> [WHAT IS NEEDED]: Each record below needs to be written out exactly as it reads.

> [App and web page records]:

- - - - - - -

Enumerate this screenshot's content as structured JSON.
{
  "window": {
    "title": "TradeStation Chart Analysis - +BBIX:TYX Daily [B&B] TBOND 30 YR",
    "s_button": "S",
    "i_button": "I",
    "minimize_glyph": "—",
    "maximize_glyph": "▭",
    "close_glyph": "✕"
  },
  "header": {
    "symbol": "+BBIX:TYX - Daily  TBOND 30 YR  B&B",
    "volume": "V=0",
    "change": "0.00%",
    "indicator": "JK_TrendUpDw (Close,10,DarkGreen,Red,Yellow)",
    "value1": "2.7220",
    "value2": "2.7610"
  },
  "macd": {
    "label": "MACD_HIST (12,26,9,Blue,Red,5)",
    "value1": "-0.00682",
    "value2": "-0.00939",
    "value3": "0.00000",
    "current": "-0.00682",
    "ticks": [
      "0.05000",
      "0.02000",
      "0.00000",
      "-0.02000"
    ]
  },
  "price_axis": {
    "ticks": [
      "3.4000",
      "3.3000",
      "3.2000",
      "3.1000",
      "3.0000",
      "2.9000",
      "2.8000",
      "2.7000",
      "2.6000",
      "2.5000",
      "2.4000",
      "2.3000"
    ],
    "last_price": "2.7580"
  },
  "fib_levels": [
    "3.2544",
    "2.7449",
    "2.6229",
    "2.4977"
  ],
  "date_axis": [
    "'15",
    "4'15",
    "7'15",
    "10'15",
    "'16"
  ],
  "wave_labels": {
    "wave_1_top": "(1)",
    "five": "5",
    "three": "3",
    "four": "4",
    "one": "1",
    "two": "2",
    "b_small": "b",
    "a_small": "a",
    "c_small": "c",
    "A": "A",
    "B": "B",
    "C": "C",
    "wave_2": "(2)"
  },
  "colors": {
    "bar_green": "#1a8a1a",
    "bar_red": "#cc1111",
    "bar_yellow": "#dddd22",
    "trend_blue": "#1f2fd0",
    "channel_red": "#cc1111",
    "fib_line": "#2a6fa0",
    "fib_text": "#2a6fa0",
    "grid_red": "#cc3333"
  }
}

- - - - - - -

> [EXPECTED OUTPUT]:
Enumerate this screenshot's content as structured JSON.
{
  "window": {
    "title": "TradeStation Chart Analysis - +BBIX:TYX Daily [B&B] TBOND 30 YR",
    "s_button": "S",
    "i_button": "I",
    "minimize_glyph": "—",
    "maximize_glyph": "▭",
    "close_glyph": "✕"
  },
  "header": {
    "symbol": "+BBIX:TYX - Daily  TBOND 30 YR  B&B",
    "volume": "V=0",
    "change": "0.00%",
    "indicator": "JK_TrendUpDw (Close,10,DarkGreen,Red,Yellow)",
    "value1": "2.7220",
    "value2": "2.7610"
  },
  "macd": {
    "label": "MACD_HIST (12,26,9,Blue,Red,5)",
    "value1": "-0.00682",
    "value2": "-0.00939",
    "value3": "0.00000",
    "current": "-0.00682",
    "ticks": [
      "0.05000",
      "0.02000",
      "0.00000",
      "-0.02000"
    ]
  },
  "price_axis": {
    "ticks": [
      "3.4000",
      "3.3000",
      "3.2000",
      "3.1000",
      "3.0000",
      "2.9000",
      "2.8000",
      "2.7000",
      "2.6000",
      "2.5000",
      "2.4000",
      "2.3000"
    ],
    "last_price": "2.7580"
  },
  "fib_levels": [
    "3.2544",
    "2.7449",
    "2.6229",
    "2.4977"
  ],
  "date_axis": [
    "'15",
    "4'15",
    "7'15",
    "10'15",
    "'16"
  ],
  "wave_labels": {
    "wave_1_top": "(1)",
    "five": "5",
    "three": "3",
    "four": "4",
    "one": "1",
    "two": "2",
    "b_small": "b",
    "a_small": "a",
    "c_small": "c",
    "A": "A",
    "B": "B",
    "C": "C",
    "wave_2": "(2)"
  },
  "colors": {
    "bar_green": "#1a8a1a",
    "bar_red": "#cc1111",
    "bar_yellow": "#dddd22",
    "trend_blue": "#1f2fd0",
    "channel_red": "#cc1111",
    "fib_line": "#2a6fa0",
    "fib_text": "#2a6fa0",
    "grid_red": "#cc3333"
  }
}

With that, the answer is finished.